A team of scientists from the Botanical Survey of India (BSI) have discovered a new gin berry species from the Kanyakumari Wildlife Sanctuary in Tamil Nadu.
Botanical Survey of India (BSI)
- The East India Company (EIC) established the Botanical Survey of India (BSI) in 1890, during the pre-independence era. Kolkata, West Bengal, is the location.
- The Ministry of Environment, Forestry, and Climate Change is its parent institution.
- It conducts surveys, research, and conservation of India’s plant riches.
- It gathers and manages gene banks of threatened and endangered plant species.
- India has diverse biodiversity that is presently threatened by manmade influences.
- To avoid the extinction of unique biodiversity, immediate conservation actions are required.
- Exploration, inventorying and documentation of phytodiversity in general and protected areas, hotspots and fragile ecosystems in particular.
- Publication of National, State and District Floras.
- Identification of threatened and red list species and species rich areas needing conservation.
- Ex-situ conservation of critically threatened species in botanical gardens.
- Survey and documentation of traditional knowledge (ethno-botany) associated with plants.
- Develop National database of Indian plants, including herbarium and live specimens, botanical paintings and illustrations, etc.
Botanical Survey of India- Key Initiatives
- BSI has Floristic surveys of many of the Indian state and Union territories.
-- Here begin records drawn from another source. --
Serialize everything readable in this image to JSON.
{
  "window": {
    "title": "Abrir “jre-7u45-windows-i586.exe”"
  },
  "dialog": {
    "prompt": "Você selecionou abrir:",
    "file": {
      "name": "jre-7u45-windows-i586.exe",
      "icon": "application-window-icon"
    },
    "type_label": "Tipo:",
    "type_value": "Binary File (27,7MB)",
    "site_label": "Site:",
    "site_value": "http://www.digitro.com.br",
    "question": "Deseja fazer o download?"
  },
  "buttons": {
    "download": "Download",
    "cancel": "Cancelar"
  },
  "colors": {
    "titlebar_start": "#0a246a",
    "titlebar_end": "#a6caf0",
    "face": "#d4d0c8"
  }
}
- Floristic survey of 68 protected areas, 26 sacred groves, 01 Ramsar site, 12 fragile ecosystems and 23 Tiger Reserves have been completed.
- Towards fulfilling the Global Strategy for Plant Conservation target on ex-situ conservation, the department has 12 botanical gardens spread in different biogeographical zones of the country.
- BSI has also developed a digital platform ‘Indian Plant Diversity Information System (IPDIS)’.
- Glycosmis albicarpa is a Rutaceae plant that belongs to the Orange family.
- It has short and broad leaves as well as huge white fruits.
- It’s a little evergreen tree that’s only found in the southern Western Ghats.
- Indigenous people and tribals use this species for medicinal purposes.
- The species, an evergreen small tree, was found as undergrowth in Tirunelveli semi-evergreen forests at the Panagudi forest section of the wildlife sanctuary as a single population that covers an area of approximately 2 sq.km.
- It’s also a popular edible fruit with a distinct ‘gin aroma.’
- This species’ plants also provide a haven for butterflies and other species’ larvae.
- Threats: Habitat modification causes a major threat to the survival of this species.
- Significance of this discovery: This discovery not only re-emphasises the uniqueness and endemism in Western Ghats’ flora, but also adds to the growing inventory of the region’s flora.
What are the Key Points Related to Kanyakumari Wildlife Sanctuary?
- Kanyakumari Wildlife Sanctuary is a 402.4 km2 protected area in Kanyakumari district, Tamil Nadu.
- The virgin forests of Kanyakumari District were transferred from Kerala to Tamil Nadu on the 1st November 1956 as a result of the state reorganisation.
- Kanyakumari Forest Division came into existence from 1st April 1977.
- Kanyakumari Wildlife sanctuary with adjacent areas of Kalakkad Mundanthurai Tiger Reserve and Neyyar Wildlife Sanctuary of Kerala State constitutes the southernmost tip of Western Ghats.
- It is a tiger habitat. There are seven rivers that originate in this forest.
- The natural vegetation of this region represents biomes ranging from southern thorn forests, dry deciduous, moist deciduous, semi evergreen forests to ever green hill sholas with grassy downs.
- The Shola forests of South India derive their name from the Tamil word solai, which means a ‘tropical rainforest’.
- The Sholas are found in the upper reaches of the Nilgiris, Anamalais, Palni hills, Kalakadu, Mundanthurai and Kanyakumari in the states of Tamil Nadu and Kerala.
- The tract is exceedingly rich in wildlife harbouring a variety of animals such as Indian bison, elephants, rock pythons, lion tailed macaques etc. The avifauna, the reptilian and amphibian fauna of this region are also rich and diverse.
- This tip of the Indian peninsula is a unique geographic point surrounded by all three of the sub-continent’s vast oceans – the Bay of Bengal, Indian Ocean and the Arabian Sea.
Source: The Hindu